Data supplied.
[Start of section]
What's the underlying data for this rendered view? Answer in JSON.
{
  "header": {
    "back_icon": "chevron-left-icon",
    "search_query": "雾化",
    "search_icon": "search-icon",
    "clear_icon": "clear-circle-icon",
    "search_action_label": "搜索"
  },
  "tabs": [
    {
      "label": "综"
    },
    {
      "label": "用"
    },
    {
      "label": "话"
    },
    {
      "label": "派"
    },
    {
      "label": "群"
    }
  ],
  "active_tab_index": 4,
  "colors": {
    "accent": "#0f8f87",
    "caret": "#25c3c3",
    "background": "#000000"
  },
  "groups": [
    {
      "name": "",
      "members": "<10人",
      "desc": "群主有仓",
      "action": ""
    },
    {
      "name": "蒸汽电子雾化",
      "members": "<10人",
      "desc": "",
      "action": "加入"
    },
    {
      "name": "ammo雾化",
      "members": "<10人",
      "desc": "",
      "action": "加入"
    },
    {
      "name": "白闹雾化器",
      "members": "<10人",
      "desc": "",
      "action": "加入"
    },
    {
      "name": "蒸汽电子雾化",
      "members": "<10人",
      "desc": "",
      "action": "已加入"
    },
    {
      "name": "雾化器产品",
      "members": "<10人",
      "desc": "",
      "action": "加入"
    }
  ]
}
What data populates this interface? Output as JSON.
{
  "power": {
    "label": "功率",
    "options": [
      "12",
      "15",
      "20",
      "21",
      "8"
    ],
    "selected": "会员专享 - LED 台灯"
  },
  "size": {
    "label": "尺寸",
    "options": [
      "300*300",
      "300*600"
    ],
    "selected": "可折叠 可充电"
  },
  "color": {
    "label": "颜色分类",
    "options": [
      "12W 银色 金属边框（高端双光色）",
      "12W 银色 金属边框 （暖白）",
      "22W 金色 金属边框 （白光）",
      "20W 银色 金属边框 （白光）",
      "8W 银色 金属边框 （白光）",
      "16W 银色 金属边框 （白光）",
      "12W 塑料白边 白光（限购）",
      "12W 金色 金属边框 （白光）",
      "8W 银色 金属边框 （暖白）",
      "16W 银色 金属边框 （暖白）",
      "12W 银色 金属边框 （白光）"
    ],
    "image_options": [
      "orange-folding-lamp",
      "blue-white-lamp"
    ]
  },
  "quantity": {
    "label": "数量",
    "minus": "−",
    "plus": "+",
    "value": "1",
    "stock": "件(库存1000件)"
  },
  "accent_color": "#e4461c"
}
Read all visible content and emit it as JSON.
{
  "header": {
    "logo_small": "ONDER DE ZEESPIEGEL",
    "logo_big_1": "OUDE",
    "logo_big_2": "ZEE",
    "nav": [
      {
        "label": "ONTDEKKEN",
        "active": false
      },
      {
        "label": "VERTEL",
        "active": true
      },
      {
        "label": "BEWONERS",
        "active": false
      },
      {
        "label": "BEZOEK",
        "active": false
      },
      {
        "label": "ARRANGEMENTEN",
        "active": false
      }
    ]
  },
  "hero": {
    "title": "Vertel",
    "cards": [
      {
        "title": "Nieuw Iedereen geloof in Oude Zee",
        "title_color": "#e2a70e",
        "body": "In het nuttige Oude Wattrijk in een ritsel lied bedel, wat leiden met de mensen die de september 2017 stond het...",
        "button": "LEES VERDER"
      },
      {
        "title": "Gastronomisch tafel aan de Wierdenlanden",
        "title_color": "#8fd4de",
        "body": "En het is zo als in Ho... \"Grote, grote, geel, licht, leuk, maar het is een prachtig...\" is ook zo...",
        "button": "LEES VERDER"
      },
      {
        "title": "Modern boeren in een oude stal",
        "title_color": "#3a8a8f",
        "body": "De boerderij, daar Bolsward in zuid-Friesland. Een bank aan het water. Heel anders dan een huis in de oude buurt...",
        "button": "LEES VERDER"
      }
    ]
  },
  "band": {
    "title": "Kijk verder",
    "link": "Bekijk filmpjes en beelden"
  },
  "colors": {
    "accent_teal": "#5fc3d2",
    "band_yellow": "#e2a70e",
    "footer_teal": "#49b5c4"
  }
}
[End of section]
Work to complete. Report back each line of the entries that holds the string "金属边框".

Output of the exercise.
      "12W 银色 金属边框（高端双光色）",
      "12W 银色 金属边框 （暖白）",
      "22W 金色 金属边框 （白光）",
      "20W 银色 金属边框 （白光）",
      "8W 银色 金属边框 （白光）",
      "16W 银色 金属边框 （白光）",
      "12W 金色 金属边框 （白光）",
      "8W 银色 金属边框 （暖白）",
      "16W 银色 金属边框 （暖白）",
      "12W 银色 金属边框 （白光）"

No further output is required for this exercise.